Cloud computing appears insulated from the macro uncertainty that has been plaguing other parts of the economy, based on strong results in the latest earnings reports from the three biggest cloud computing companies in the U.S.
Year over year, Amazon.com Inc.’s, Microsoft’ Corp.’s and Google’s Alphabet Inc.’s cloud computing units decelerated slightly from Q1 to Q2, but growth held up impressively in the face of all the headwinds facing he economy.
Revenues for Amazon’s AWS grew 33% year on year in Q2, Microsoft’s Azure grew by 46% and Alphabet’s Google Cloud Platform grew by 36%.
That those businesses are growing at such rapid rates at their massive scale speaks to how powerful the secular forces propelling cloud infrastructure spend higher are. According to Gartner, enterprise IT spending on cloud computing will overtake traditional IT expenditures by 2025 as more companies embrace the power, flexibility and security of the cloud.
Underperforming Cloud ETFs
Unfortunately for ETF investors, the strong performance of the big three cloud computing providers hasn’t extended to the handful of exchange-traded funds that track the cloud computing theme.
That’s partly because to the extent they hold positions in Amazon, Microsoft and Alphabet, those positions are relatively small. On top of that, the cloud exposure those tech giants provide is somewhat diluted by their other businesses—retail in the case of Amazon and advertising in the case of Alphabet. Microsoft is arguably the purest cloud company of the three.
For SKYY, the three tech giants hold weightings of between 3% to 4% in the fund; for CLOU, the weightings are 1.75% to 2.5%; and WCLD doesn’t hold them at all.
The cloud giant’s small weightings in these funds are by design. SKYY tracks an equal-weighted index, while CLOU caps the size of any of the “public cloud companies” to 2%. Meanwhile, WCLD focuses on cloud software companies, which is why the cloud infrastructure-focused AWS, Azure and GCP are excluded.
Cloud Giants Limited
It makes sense that these cloud ETFs limit the size of the public cloud giants. If they included them and were market-cap-weighted funds, those stocks would dominate the ETFs, leaving other cloud companies with only tiny weightings.
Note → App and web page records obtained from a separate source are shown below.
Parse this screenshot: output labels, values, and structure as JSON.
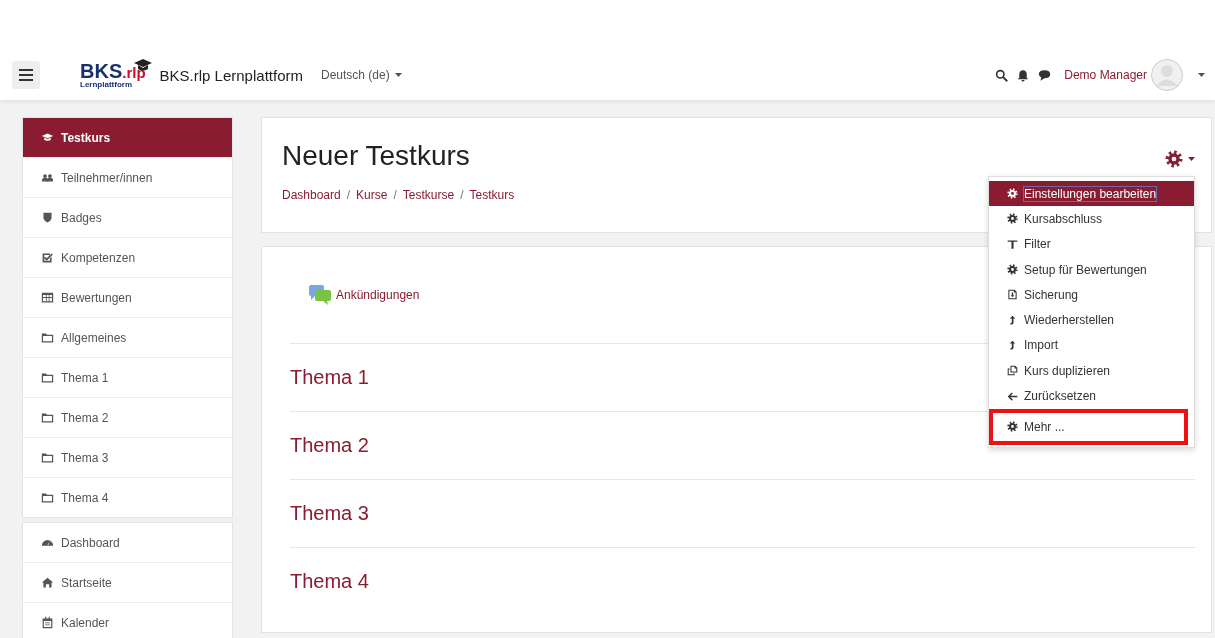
{
  "navbar": {
    "logo": {
      "main": "BKS",
      "suffix": ".rlp",
      "sub": "Lernplattform"
    },
    "site_name": "BKS.rlp Lernplattform",
    "language": "Deutsch (de)",
    "user": "Demo Manager"
  },
  "sidebar": {
    "groups": [
      [
        {
          "label": "Testkurs",
          "kind": "course",
          "selected": true
        },
        {
          "label": "Teilnehmer/innen",
          "kind": "users",
          "selected": false
        },
        {
          "label": "Badges",
          "kind": "shield",
          "selected": false
        },
        {
          "label": "Kompetenzen",
          "kind": "check",
          "selected": false
        },
        {
          "label": "Bewertungen",
          "kind": "table",
          "selected": false
        },
        {
          "label": "Allgemeines",
          "kind": "folder",
          "selected": false
        },
        {
          "label": "Thema 1",
          "kind": "folder",
          "selected": false
        },
        {
          "label": "Thema 2",
          "kind": "folder",
          "selected": false
        },
        {
          "label": "Thema 3",
          "kind": "folder",
          "selected": false
        },
        {
          "label": "Thema 4",
          "kind": "folder",
          "selected": false
        }
      ],
      [
        {
          "label": "Dashboard",
          "kind": "dashboard",
          "selected": false
        },
        {
          "label": "Startseite",
          "kind": "home",
          "selected": false
        },
        {
          "label": "Kalender",
          "kind": "calendar",
          "selected": false
        }
      ]
    ]
  },
  "header": {
    "title": "Neuer Testkurs",
    "breadcrumb": [
      "Dashboard",
      "Kurse",
      "Testkurse",
      "Testkurs"
    ],
    "separator": "/"
  },
  "settings_menu": {
    "items": [
      {
        "label": "Einstellungen bearbeiten",
        "kind": "gear",
        "selected": true,
        "highlighted": false
      },
      {
        "label": "Kursabschluss",
        "kind": "gear",
        "selected": false,
        "highlighted": false
      },
      {
        "label": "Filter",
        "kind": "filter",
        "selected": false,
        "highlighted": false
      },
      {
        "label": "Setup für Bewertungen",
        "kind": "gear",
        "selected": false,
        "highlighted": false
      },
      {
        "label": "Sicherung",
        "kind": "file",
        "selected": false,
        "highlighted": false
      },
      {
        "label": "Wiederherstellen",
        "kind": "upload",
        "selected": false,
        "highlighted": false
      },
      {
        "label": "Import",
        "kind": "upload",
        "selected": false,
        "highlighted": false
      },
      {
        "label": "Kurs duplizieren",
        "kind": "copy",
        "selected": false,
        "highlighted": false
      },
      {
        "label": "Zurücksetzen",
        "kind": "back",
        "selected": false,
        "highlighted": false
      },
      {
        "label": "Mehr ...",
        "kind": "gear",
        "selected": false,
        "highlighted": true
      }
    ]
  },
  "content": {
    "forum": "Ankündigungen",
    "sections": [
      "Thema 1",
      "Thema 2",
      "Thema 3",
      "Thema 4"
    ]
  }
}
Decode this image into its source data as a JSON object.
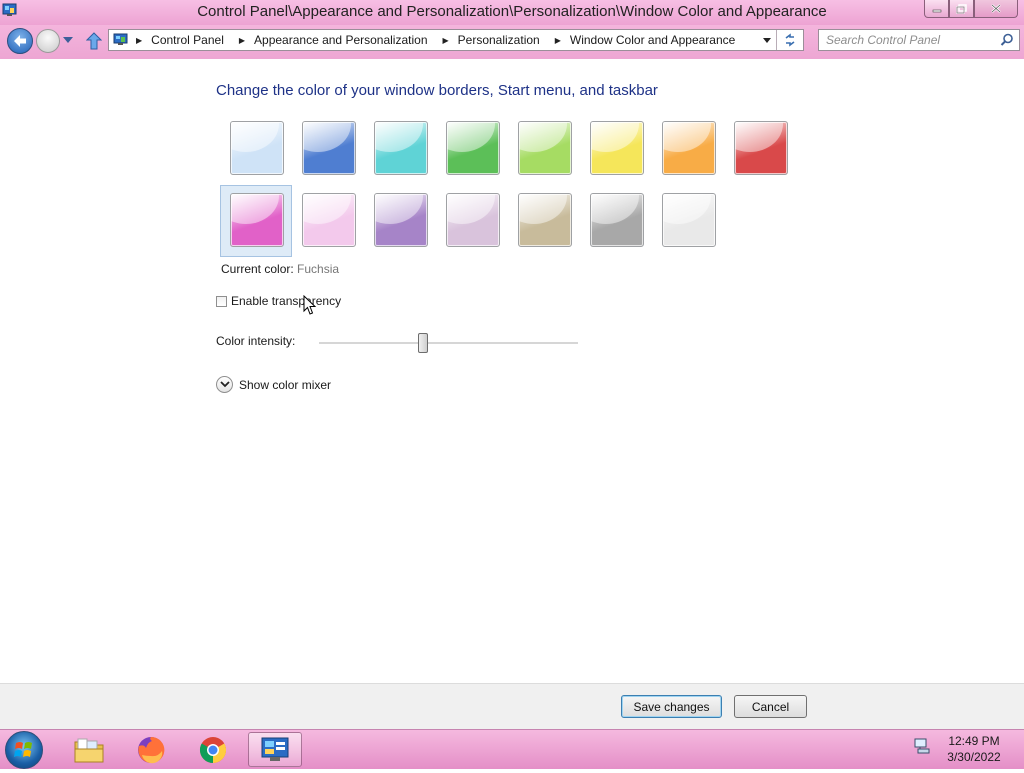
{
  "window": {
    "title": "Control Panel\\Appearance and Personalization\\Personalization\\Window Color and Appearance"
  },
  "navigation": {
    "breadcrumbs": [
      "Control Panel",
      "Appearance and Personalization",
      "Personalization",
      "Window Color and Appearance"
    ],
    "search_placeholder": "Search Control Panel"
  },
  "content": {
    "heading": "Change the color of your window borders, Start menu, and taskbar",
    "swatches": [
      {
        "color": "#cfe3f7"
      },
      {
        "color": "#4f7ed1"
      },
      {
        "color": "#5fd3d6"
      },
      {
        "color": "#5cbf58"
      },
      {
        "color": "#a6dc63"
      },
      {
        "color": "#f5e65a"
      },
      {
        "color": "#f8ac46"
      },
      {
        "color": "#d9494a"
      },
      {
        "color": "#e161c8"
      },
      {
        "color": "#f3c9ec"
      },
      {
        "color": "#a684c8"
      },
      {
        "color": "#d9c3dc"
      },
      {
        "color": "#c8bb9b"
      },
      {
        "color": "#a8a8a8"
      },
      {
        "color": "#e9e9e9"
      }
    ],
    "selected_swatch_index": 8,
    "current_color_label": "Current color:",
    "current_color_value": "Fuchsia",
    "transparency_label": "Enable transparency",
    "transparency_checked": false,
    "intensity_label": "Color intensity:",
    "intensity_value": 0.4,
    "color_mixer_label": "Show color mixer"
  },
  "footer": {
    "save_label": "Save changes",
    "cancel_label": "Cancel"
  },
  "taskbar": {
    "items": [
      "start-button",
      "explorer-icon",
      "firefox-icon",
      "chrome-icon",
      "control-panel-icon"
    ],
    "time": "12:49 PM",
    "date": "3/30/2022"
  },
  "colors": {
    "title_bar": "#f0acd8",
    "accent": "#e161c8",
    "heading": "#1e3287"
  }
}
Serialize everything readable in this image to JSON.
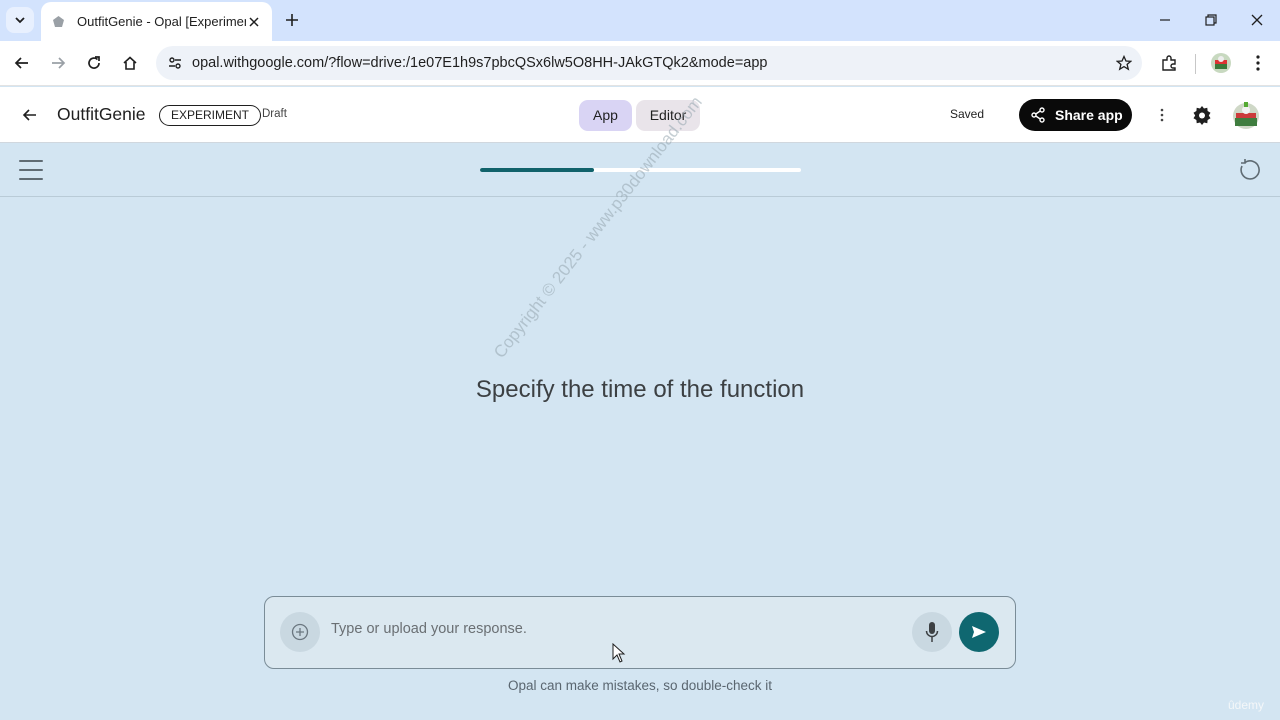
{
  "browser": {
    "tab_title": "OutfitGenie - Opal [Experiment]",
    "url": "opal.withgoogle.com/?flow=drive:/1e07E1h9s7pbcQSx6lw5O8HH-JAkGTQk2&mode=app"
  },
  "app": {
    "title": "OutfitGenie",
    "badge": "EXPERIMENT",
    "status": "Draft",
    "modes": [
      "App",
      "Editor"
    ],
    "active_mode": "App",
    "saved_label": "Saved",
    "share_label": "Share app"
  },
  "progress": {
    "fraction": 0.355
  },
  "main": {
    "prompt": "Specify the time of the function",
    "watermark": "Copyright © 2025 - www.p30download.com"
  },
  "composer": {
    "placeholder": "Type or upload your response.",
    "value": ""
  },
  "footer": {
    "disclaimer": "Opal can make mistakes, so double-check it",
    "corner_mark": "ûdemy"
  },
  "colors": {
    "accent": "#10626b",
    "background": "#d3e5f2",
    "tabstrip": "#d3e3fd",
    "share_button": "#0a0a0a"
  },
  "icons": [
    "tab-search-icon",
    "favicon-icon",
    "close-icon",
    "plus-icon",
    "minimize-icon",
    "restore-icon",
    "window-close-icon",
    "back-arrow-icon",
    "forward-arrow-icon",
    "reload-icon",
    "home-icon",
    "site-settings-icon",
    "star-icon",
    "extensions-icon",
    "profile-avatar-icon",
    "kebab-menu-icon",
    "share-icon",
    "gear-icon",
    "hamburger-menu-icon",
    "restart-icon",
    "add-circle-icon",
    "microphone-icon",
    "send-icon",
    "mouse-cursor-icon"
  ]
}
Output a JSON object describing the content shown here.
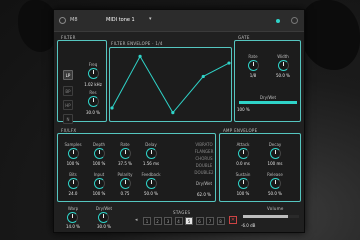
{
  "title_bar": {
    "brand_label": "M8",
    "preset_label": "MIDI tone 1",
    "caret": "▾"
  },
  "filter": {
    "title": "FILTER",
    "modes": [
      "LP",
      "BP",
      "HP",
      "N"
    ],
    "active_mode": "LP",
    "knobs": [
      {
        "label": "Freq",
        "value": "1.02 kHz"
      },
      {
        "label": "Res",
        "value": "30.0 %"
      }
    ]
  },
  "envelope": {
    "title": "FILTER ENVELOPE · 1/4",
    "points": [
      [
        0,
        0.15
      ],
      [
        0.24,
        0.92
      ],
      [
        0.52,
        0.08
      ],
      [
        0.78,
        0.62
      ],
      [
        1,
        0.82
      ]
    ]
  },
  "gate": {
    "title": "GATE",
    "knobs": [
      {
        "label": "Rate",
        "value": "1/8"
      },
      {
        "label": "Width",
        "value": "50.0 %"
      }
    ],
    "drywet_label": "Dry/Wet",
    "drywet_value": "100 %",
    "drywet_fraction": 1.0
  },
  "fx": {
    "title": "FX/LFX",
    "knobs": [
      {
        "label": "Samples",
        "value": "100 %"
      },
      {
        "label": "Depth",
        "value": "100 %"
      },
      {
        "label": "Rate",
        "value": "37.5 %"
      },
      {
        "label": "Delay",
        "value": "1.56 ms"
      },
      {
        "label": "Bits",
        "value": "24.0"
      },
      {
        "label": "Input",
        "value": "100 %"
      },
      {
        "label": "Polarity",
        "value": "0.75"
      },
      {
        "label": "Feedback",
        "value": "50.0 %"
      }
    ],
    "effects": [
      "VIBRATO",
      "FLANGER",
      "CHORUS",
      "DOUBLE",
      "DOUBLE2"
    ],
    "drywet_label": "Dry/Wet",
    "drywet_value": "62.0 %"
  },
  "amp": {
    "title": "AMP ENVELOPE",
    "knobs": [
      {
        "label": "Attack",
        "value": "0.0 ms"
      },
      {
        "label": "Decay",
        "value": "100 ms"
      },
      {
        "label": "Sustain",
        "value": "100 %"
      },
      {
        "label": "Release",
        "value": "50.0 %"
      }
    ]
  },
  "bottom": {
    "knobs": [
      {
        "label": "Warp",
        "value": "14.0 %"
      },
      {
        "label": "Dry/Wet",
        "value": "30.0 %"
      }
    ],
    "steps_title": "STAGES",
    "steps": [
      "1",
      "2",
      "3",
      "4",
      "5",
      "6",
      "7",
      "8"
    ],
    "active_steps": [
      4
    ],
    "volume_label": "Volume",
    "volume_value": "-6.0 dB",
    "volume_fraction": 0.8
  },
  "accent_color": "#2fd3c8"
}
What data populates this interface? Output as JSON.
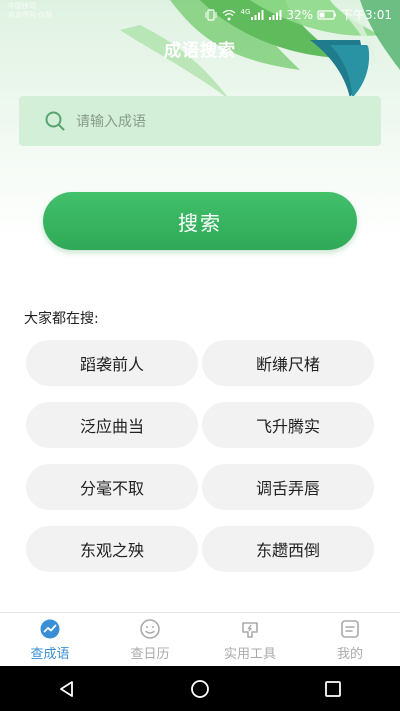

The aggregate market capitalization of the 75 stocks in the BVP Nasdaq Emerging Cloud Index, which is the index that WCLD tracks, is $1.4 billion. That’s less than the market cap of Microsoft, Alphabet or Amazon alone.
So instead of focusing on the cloud infrastructure giants, WCLD, SKYY and CLOU are much more focused on smaller cloud companies; particularly, software-as-a-service (SaaS) stocks.
This includes companies like cybersecurity firm CrowdStrike Holdings Inc., HR software provider Paycom Software Inc., and videoconferencing software provider Zoom Video Communications Inc. Most of those companies are still going strong, but they’ve gotten caught up in the steep retrenchment in high valuation stocks over the past year. SaaS companies—many of which are unprofitable—were some of the most richly valued stocks in 2021. This year, with investors putting a greater emphasis on profits and valuation, they’ve fallen out of favor.
Some of them have also seen high levels of volatility in their businesses, with the COVID-related work-from-home phenomenon turbocharging demand and then the reopening of the economy leading to a hangover. DocuSign Inc. and Zoom encapsulate that phenomenon.
SaaS Earnings Season Gearing Up
Over the next several weeks, many of these SaaS companies will report earnings. and investors will be eager to see whether or not their results match the strength of the public cloud giants.
Early indications are that growth at the smaller cloud companies is still strong, though perhaps not as durable as that of the giants.
On Thursday, DataDog, which provides software for monitoring the performance of applications and infrastructure, reported stellar Q2 growth that exceeded expectations, but guided to growth in the second half that was a bit underwhelming. Last week, IT software provider ServiceNow lowered its revenue guidance for the year while citing “elongated sales cycles.”
For companies like DataDog that still have rich valuations, execution needs to be near-perfect to meet the market’s high expectations. Investors might be a little more forgiving when it comes to more-beaten-down SaaS companies like DocuSign, where growth expectations are lower.
Follow Sumit Roy on Twitter @sumitroy2